(Your instructions): Print the full listing once more, exactly as given.

[Material to process Boundary: Start]

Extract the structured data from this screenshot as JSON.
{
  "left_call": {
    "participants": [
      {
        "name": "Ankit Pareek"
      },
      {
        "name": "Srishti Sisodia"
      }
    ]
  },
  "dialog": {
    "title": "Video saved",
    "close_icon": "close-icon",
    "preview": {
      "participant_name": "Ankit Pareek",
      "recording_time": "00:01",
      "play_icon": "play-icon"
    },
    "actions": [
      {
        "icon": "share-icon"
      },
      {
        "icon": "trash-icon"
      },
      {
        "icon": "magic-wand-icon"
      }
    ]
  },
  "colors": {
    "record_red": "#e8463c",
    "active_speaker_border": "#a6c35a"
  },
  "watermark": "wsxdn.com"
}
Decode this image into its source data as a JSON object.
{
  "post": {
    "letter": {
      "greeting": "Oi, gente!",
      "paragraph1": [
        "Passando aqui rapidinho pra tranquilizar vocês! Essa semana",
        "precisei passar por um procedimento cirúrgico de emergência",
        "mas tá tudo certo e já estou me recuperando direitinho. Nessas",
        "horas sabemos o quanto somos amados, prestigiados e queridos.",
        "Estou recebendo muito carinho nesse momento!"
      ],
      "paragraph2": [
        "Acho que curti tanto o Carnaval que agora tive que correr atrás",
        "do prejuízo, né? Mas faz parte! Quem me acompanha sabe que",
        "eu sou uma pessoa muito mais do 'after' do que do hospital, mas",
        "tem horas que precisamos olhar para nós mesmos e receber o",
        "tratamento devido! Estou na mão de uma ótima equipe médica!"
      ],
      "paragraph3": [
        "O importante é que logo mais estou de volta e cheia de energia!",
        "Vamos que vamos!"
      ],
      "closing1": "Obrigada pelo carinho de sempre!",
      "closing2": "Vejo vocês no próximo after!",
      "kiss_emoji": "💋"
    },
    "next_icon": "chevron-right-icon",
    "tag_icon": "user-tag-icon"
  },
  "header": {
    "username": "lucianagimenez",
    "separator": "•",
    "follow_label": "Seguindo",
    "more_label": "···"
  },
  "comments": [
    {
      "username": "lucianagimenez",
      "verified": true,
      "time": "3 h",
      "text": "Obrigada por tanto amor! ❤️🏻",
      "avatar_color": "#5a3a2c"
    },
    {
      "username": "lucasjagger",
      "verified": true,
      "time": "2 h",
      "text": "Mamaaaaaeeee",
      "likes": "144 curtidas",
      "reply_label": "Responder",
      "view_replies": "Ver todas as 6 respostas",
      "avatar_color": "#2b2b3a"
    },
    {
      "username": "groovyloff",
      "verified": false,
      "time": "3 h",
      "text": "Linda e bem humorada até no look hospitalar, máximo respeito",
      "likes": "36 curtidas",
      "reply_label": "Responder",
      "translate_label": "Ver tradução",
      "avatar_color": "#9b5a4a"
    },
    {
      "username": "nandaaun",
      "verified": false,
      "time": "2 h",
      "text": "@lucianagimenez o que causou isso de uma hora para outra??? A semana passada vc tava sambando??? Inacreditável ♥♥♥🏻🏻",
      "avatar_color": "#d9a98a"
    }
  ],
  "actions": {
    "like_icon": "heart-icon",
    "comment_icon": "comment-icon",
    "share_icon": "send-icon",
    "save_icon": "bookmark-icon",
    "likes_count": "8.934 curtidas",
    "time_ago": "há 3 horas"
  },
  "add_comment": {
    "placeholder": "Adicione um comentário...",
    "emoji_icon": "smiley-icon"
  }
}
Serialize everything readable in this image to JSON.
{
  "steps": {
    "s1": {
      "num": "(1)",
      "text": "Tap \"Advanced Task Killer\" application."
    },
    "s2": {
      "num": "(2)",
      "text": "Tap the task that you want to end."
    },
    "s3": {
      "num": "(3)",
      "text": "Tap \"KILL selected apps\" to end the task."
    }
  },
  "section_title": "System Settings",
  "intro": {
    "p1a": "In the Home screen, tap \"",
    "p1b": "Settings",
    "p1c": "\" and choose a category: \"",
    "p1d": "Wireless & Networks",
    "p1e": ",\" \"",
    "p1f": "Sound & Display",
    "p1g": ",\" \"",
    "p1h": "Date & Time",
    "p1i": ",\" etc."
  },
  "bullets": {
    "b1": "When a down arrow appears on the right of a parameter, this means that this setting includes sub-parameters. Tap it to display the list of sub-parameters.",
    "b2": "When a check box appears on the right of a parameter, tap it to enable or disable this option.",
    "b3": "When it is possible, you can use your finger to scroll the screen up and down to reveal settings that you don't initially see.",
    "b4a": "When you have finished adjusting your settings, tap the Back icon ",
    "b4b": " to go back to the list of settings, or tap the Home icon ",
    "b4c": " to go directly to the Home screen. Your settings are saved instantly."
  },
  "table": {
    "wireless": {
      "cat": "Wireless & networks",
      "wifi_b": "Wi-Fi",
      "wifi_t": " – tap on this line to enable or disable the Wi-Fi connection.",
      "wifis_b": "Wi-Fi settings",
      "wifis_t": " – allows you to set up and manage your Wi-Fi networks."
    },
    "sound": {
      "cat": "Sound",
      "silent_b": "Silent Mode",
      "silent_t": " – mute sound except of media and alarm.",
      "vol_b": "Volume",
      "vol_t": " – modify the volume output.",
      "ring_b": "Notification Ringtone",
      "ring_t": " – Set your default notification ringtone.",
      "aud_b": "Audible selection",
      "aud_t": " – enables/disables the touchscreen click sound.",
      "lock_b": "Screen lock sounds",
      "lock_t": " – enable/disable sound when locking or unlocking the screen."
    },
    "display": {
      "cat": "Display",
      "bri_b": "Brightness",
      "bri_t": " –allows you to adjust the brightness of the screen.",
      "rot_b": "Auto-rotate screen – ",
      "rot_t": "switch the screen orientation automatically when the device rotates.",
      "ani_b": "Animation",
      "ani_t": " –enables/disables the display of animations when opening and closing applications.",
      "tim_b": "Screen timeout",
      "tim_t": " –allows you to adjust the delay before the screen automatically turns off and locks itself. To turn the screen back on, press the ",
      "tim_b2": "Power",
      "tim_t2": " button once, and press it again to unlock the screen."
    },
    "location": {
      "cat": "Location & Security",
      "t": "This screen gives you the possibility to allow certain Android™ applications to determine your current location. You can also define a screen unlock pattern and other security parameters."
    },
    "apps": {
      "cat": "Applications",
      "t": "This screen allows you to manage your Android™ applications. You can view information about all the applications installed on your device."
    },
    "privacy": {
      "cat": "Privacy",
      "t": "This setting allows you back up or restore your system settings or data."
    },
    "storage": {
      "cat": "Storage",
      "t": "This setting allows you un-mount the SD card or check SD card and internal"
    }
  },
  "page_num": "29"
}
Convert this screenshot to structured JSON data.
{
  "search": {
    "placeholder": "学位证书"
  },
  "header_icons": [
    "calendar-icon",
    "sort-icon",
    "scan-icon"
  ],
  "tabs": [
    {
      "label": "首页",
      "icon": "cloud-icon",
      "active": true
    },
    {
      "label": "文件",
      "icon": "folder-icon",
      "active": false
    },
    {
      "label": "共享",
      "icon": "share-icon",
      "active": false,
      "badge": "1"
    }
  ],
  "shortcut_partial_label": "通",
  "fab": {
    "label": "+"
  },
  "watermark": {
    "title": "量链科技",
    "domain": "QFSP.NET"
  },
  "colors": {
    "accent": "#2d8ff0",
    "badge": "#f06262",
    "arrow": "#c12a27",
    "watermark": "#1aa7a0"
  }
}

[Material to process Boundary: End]

(Output):
Extract the structured data from this screenshot as JSON.
{
  "left_call": {
    "participants": [
      {
        "name": "Ankit Pareek"
      },
      {
        "name": "Srishti Sisodia"
      }
    ]
  },
  "dialog": {
    "title": "Video saved",
    "close_icon": "close-icon",
    "preview": {
      "participant_name": "Ankit Pareek",
      "recording_time": "00:01",
      "play_icon": "play-icon"
    },
    "actions": [
      {
        "icon": "share-icon"
      },
      {
        "icon": "trash-icon"
      },
      {
        "icon": "magic-wand-icon"
      }
    ]
  },
  "colors": {
    "record_red": "#e8463c",
    "active_speaker_border": "#a6c35a"
  },
  "watermark": "wsxdn.com"
}
Decode this image into its source data as a JSON object.
{
  "post": {
    "letter": {
      "greeting": "Oi, gente!",
      "paragraph1": [
        "Passando aqui rapidinho pra tranquilizar vocês! Essa semana",
        "precisei passar por um procedimento cirúrgico de emergência",
        "mas tá tudo certo e já estou me recuperando direitinho. Nessas",
        "horas sabemos o quanto somos amados, prestigiados e queridos.",
        "Estou recebendo muito carinho nesse momento!"
      ],
      "paragraph2": [
        "Acho que curti tanto o Carnaval que agora tive que correr atrás",
        "do prejuízo, né? Mas faz parte! Quem me acompanha sabe que",
        "eu sou uma pessoa muito mais do 'after' do que do hospital, mas",
        "tem horas que precisamos olhar para nós mesmos e receber o",
        "tratamento devido! Estou na mão de uma ótima equipe médica!"
      ],
      "paragraph3": [
        "O importante é que logo mais estou de volta e cheia de energia!",
        "Vamos que vamos!"
      ],
      "closing1": "Obrigada pelo carinho de sempre!",
      "closing2": "Vejo vocês no próximo after!",
      "kiss_emoji": "💋"
    },
    "next_icon": "chevron-right-icon",
    "tag_icon": "user-tag-icon"
  },
  "header": {
    "username": "lucianagimenez",
    "separator": "•",
    "follow_label": "Seguindo",
    "more_label": "···"
  },
  "comments": [
    {
      "username": "lucianagimenez",
      "verified": true,
      "time": "3 h",
      "text": "Obrigada por tanto amor! ❤️🏻",
      "avatar_color": "#5a3a2c"
    },
    {
      "username": "lucasjagger",
      "verified": true,
      "time": "2 h",
      "text": "Mamaaaaaeeee",
      "likes": "144 curtidas",
      "reply_label": "Responder",
      "view_replies": "Ver todas as 6 respostas",
      "avatar_color": "#2b2b3a"
    },
    {
      "username": "groovyloff",
      "verified": false,
      "time": "3 h",
      "text": "Linda e bem humorada até no look hospitalar, máximo respeito",
      "likes": "36 curtidas",
      "reply_label": "Responder",
      "translate_label": "Ver tradução",
      "avatar_color": "#9b5a4a"
    },
    {
      "username": "nandaaun",
      "verified": false,
      "time": "2 h",
      "text": "@lucianagimenez o que causou isso de uma hora para outra??? A semana passada vc tava sambando??? Inacreditável ♥♥♥🏻🏻",
      "avatar_color": "#d9a98a"
    }
  ],
  "actions": {
    "like_icon": "heart-icon",
    "comment_icon": "comment-icon",
    "share_icon": "send-icon",
    "save_icon": "bookmark-icon",
    "likes_count": "8.934 curtidas",
    "time_ago": "há 3 horas"
  },
  "add_comment": {
    "placeholder": "Adicione um comentário...",
    "emoji_icon": "smiley-icon"
  }
}
Serialize everything readable in this image to JSON.
{
  "steps": {
    "s1": {
      "num": "(1)",
      "text": "Tap \"Advanced Task Killer\" application."
    },
    "s2": {
      "num": "(2)",
      "text": "Tap the task that you want to end."
    },
    "s3": {
      "num": "(3)",
      "text": "Tap \"KILL selected apps\" to end the task."
    }
  },
  "section_title": "System Settings",
  "intro": {
    "p1a": "In the Home screen, tap \"",
    "p1b": "Settings",
    "p1c": "\" and choose a category: \"",
    "p1d": "Wireless & Networks",
    "p1e": ",\" \"",
    "p1f": "Sound & Display",
    "p1g": ",\" \"",
    "p1h": "Date & Time",
    "p1i": ",\" etc."
  },
  "bullets": {
    "b1": "When a down arrow appears on the right of a parameter, this means that this setting includes sub-parameters. Tap it to display the list of sub-parameters.",
    "b2": "When a check box appears on the right of a parameter, tap it to enable or disable this option.",
    "b3": "When it is possible, you can use your finger to scroll the screen up and down to reveal settings that you don't initially see.",
    "b4a": "When you have finished adjusting your settings, tap the Back icon ",
    "b4b": " to go back to the list of settings, or tap the Home icon ",
    "b4c": " to go directly to the Home screen. Your settings are saved instantly."
  },
  "table": {
    "wireless": {
      "cat": "Wireless & networks",
      "wifi_b": "Wi-Fi",
      "wifi_t": " – tap on this line to enable or disable the Wi-Fi connection.",
      "wifis_b": "Wi-Fi settings",
      "wifis_t": " – allows you to set up and manage your Wi-Fi networks."
    },
    "sound": {
      "cat": "Sound",
      "silent_b": "Silent Mode",
      "silent_t": " – mute sound except of media and alarm.",
      "vol_b": "Volume",
      "vol_t": " – modify the volume output.",
      "ring_b": "Notification Ringtone",
      "ring_t": " – Set your default notification ringtone.",
      "aud_b": "Audible selection",
      "aud_t": " – enables/disables the touchscreen click sound.",
      "lock_b": "Screen lock sounds",
      "lock_t": " – enable/disable sound when locking or unlocking the screen."
    },
    "display": {
      "cat": "Display",
      "bri_b": "Brightness",
      "bri_t": " –allows you to adjust the brightness of the screen.",
      "rot_b": "Auto-rotate screen – ",
      "rot_t": "switch the screen orientation automatically when the device rotates.",
      "ani_b": "Animation",
      "ani_t": " –enables/disables the display of animations when opening and closing applications.",
      "tim_b": "Screen timeout",
      "tim_t": " –allows you to adjust the delay before the screen automatically turns off and locks itself. To turn the screen back on, press the ",
      "tim_b2": "Power",
      "tim_t2": " button once, and press it again to unlock the screen."
    },
    "location": {
      "cat": "Location & Security",
      "t": "This screen gives you the possibility to allow certain Android™ applications to determine your current location. You can also define a screen unlock pattern and other security parameters."
    },
    "apps": {
      "cat": "Applications",
      "t": "This screen allows you to manage your Android™ applications. You can view information about all the applications installed on your device."
    },
    "privacy": {
      "cat": "Privacy",
      "t": "This setting allows you back up or restore your system settings or data."
    },
    "storage": {
      "cat": "Storage",
      "t": "This setting allows you un-mount the SD card or check SD card and internal"
    }
  },
  "page_num": "29"
}
Convert this screenshot to structured JSON data.
{
  "search": {
    "placeholder": "学位证书"
  },
  "header_icons": [
    "calendar-icon",
    "sort-icon",
    "scan-icon"
  ],
  "tabs": [
    {
      "label": "首页",
      "icon": "cloud-icon",
      "active": true
    },
    {
      "label": "文件",
      "icon": "folder-icon",
      "active": false
    },
    {
      "label": "共享",
      "icon": "share-icon",
      "active": false,
      "badge": "1"
    }
  ],
  "shortcut_partial_label": "通",
  "fab": {
    "label": "+"
  },
  "watermark": {
    "title": "量链科技",
    "domain": "QFSP.NET"
  },
  "colors": {
    "accent": "#2d8ff0",
    "badge": "#f06262",
    "arrow": "#c12a27",
    "watermark": "#1aa7a0"
  }
}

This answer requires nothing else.